Goal of the exercise = Check every line of the entries below for the word "RadioGenoa", and copy the ones that have it.
● ● ● ●
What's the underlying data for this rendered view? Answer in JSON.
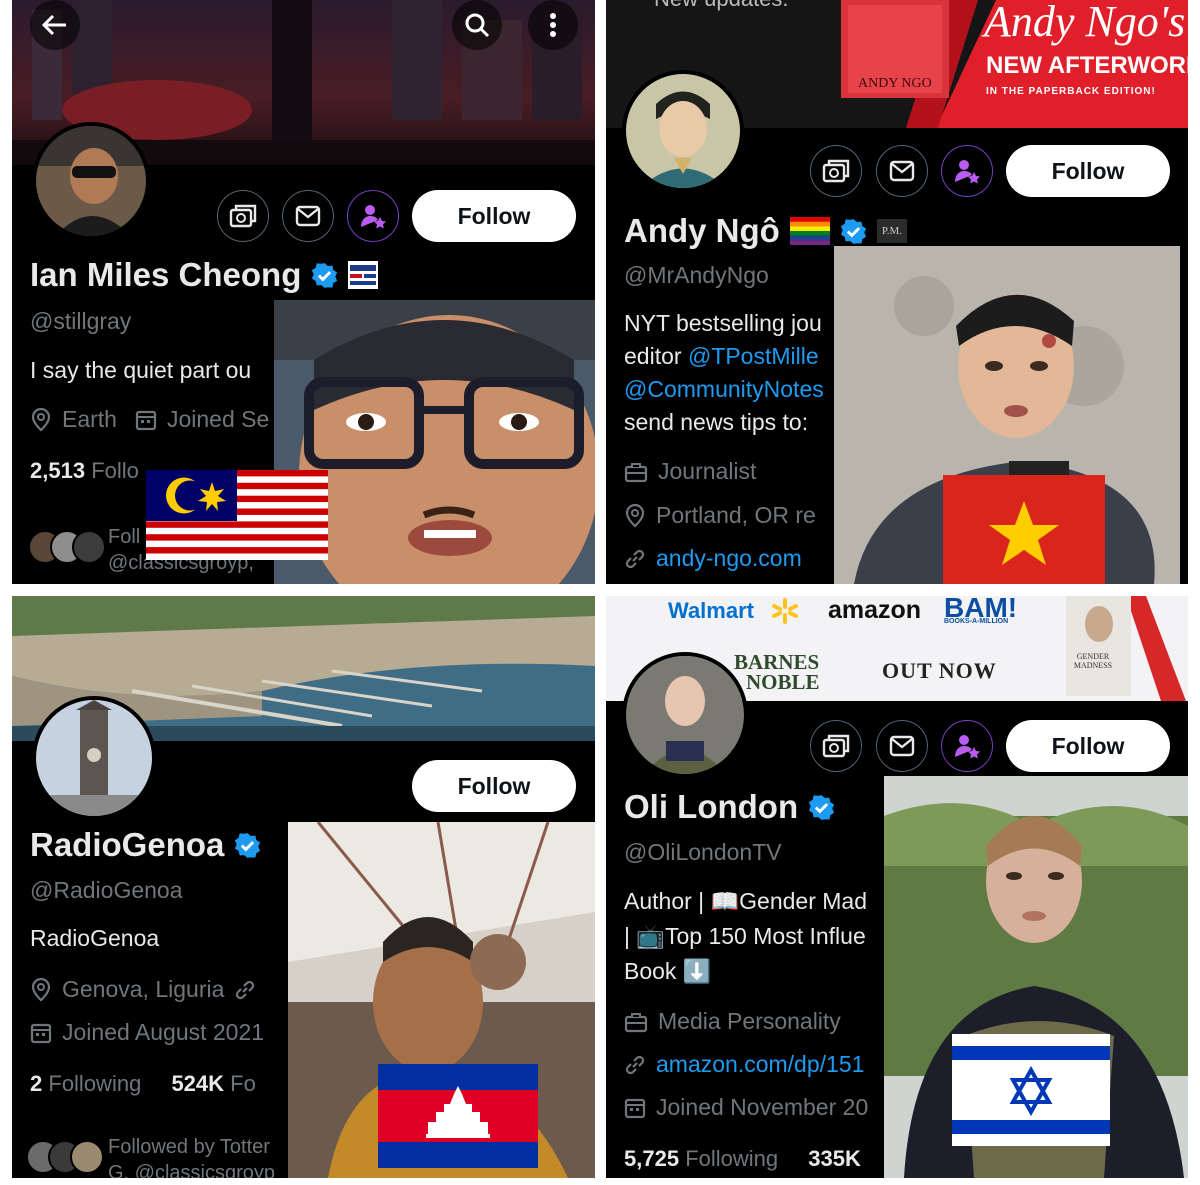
{
  "colors": {
    "background": "#000000",
    "accent": "#1d9bf0",
    "muted": "#71767b",
    "text": "#e7e9ea"
  },
  "panels": [
    {
      "name": "Ian Miles Cheong",
      "handle": "@stillgray",
      "bio": [
        "I say the quiet part ou"
      ],
      "location": "Earth",
      "joined": "Joined Se",
      "stats": {
        "following_count": "2,513",
        "following_label": "Follo",
        "followers_partial": ""
      },
      "followed_by": [
        "Foll",
        "@classicsgroyp, "
      ],
      "follow_label": "Follow",
      "flag": "malaysia",
      "badge_icon": "news-affiliate-icon"
    },
    {
      "banner_text": {
        "top": "New updates.",
        "title": "Andy Ngo's",
        "subtitle": "NEW AFTERWORD",
        "small": "IN THE PAPERBACK EDITION!",
        "book_author": "ANDY NGO"
      },
      "name": "Andy Ngô",
      "handle": "@MrAndyNgo",
      "bio": [
        "NYT bestselling jou",
        "editor ",
        "@TPostMille",
        "@CommunityNotes",
        "send news tips to:"
      ],
      "profession": "Journalist",
      "location": "Portland, OR re",
      "website": "andy-ngo.com",
      "follow_label": "Follow",
      "badge_text": "P.M.",
      "flag": "vietnam"
    },
    {
      "name": "RadioGenoa",
      "handle": "@RadioGenoa",
      "bio": [
        "RadioGenoa"
      ],
      "location": "Genova, Liguria",
      "joined": "Joined August 2021",
      "stats": {
        "following_count": "2",
        "following_label": "Following",
        "followers_count": "524K",
        "followers_label": "Fo"
      },
      "followed_by": [
        "Followed by Totter",
        "G, @classicsgroyp"
      ],
      "follow_label": "Follow",
      "flag": "cambodia"
    },
    {
      "banner_text": {
        "walmart": "Walmart",
        "amazon": "amazon",
        "bam": "BAM!",
        "bam_small": "BOOKS-A-MILLION",
        "barnes": "BARNES",
        "noble": "NOBLE",
        "out_now": "OUT NOW",
        "book_title": "GENDER MADNESS"
      },
      "name": "Oli London",
      "handle": "@OliLondonTV",
      "bio": [
        "Author | 📖Gender Mad",
        "| 📺Top 150 Most Influe",
        "Book ⬇️"
      ],
      "profession": "Media Personality",
      "website": "amazon.com/dp/151",
      "joined": "Joined November 20",
      "stats": {
        "following_count": "5,725",
        "following_label": "Following",
        "followers_count": "335K"
      },
      "follow_label": "Follow",
      "flag": "israel"
    }
  ]
}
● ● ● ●
Your solution =
      "name": "RadioGenoa",
      "handle": "@RadioGenoa",
        "RadioGenoa"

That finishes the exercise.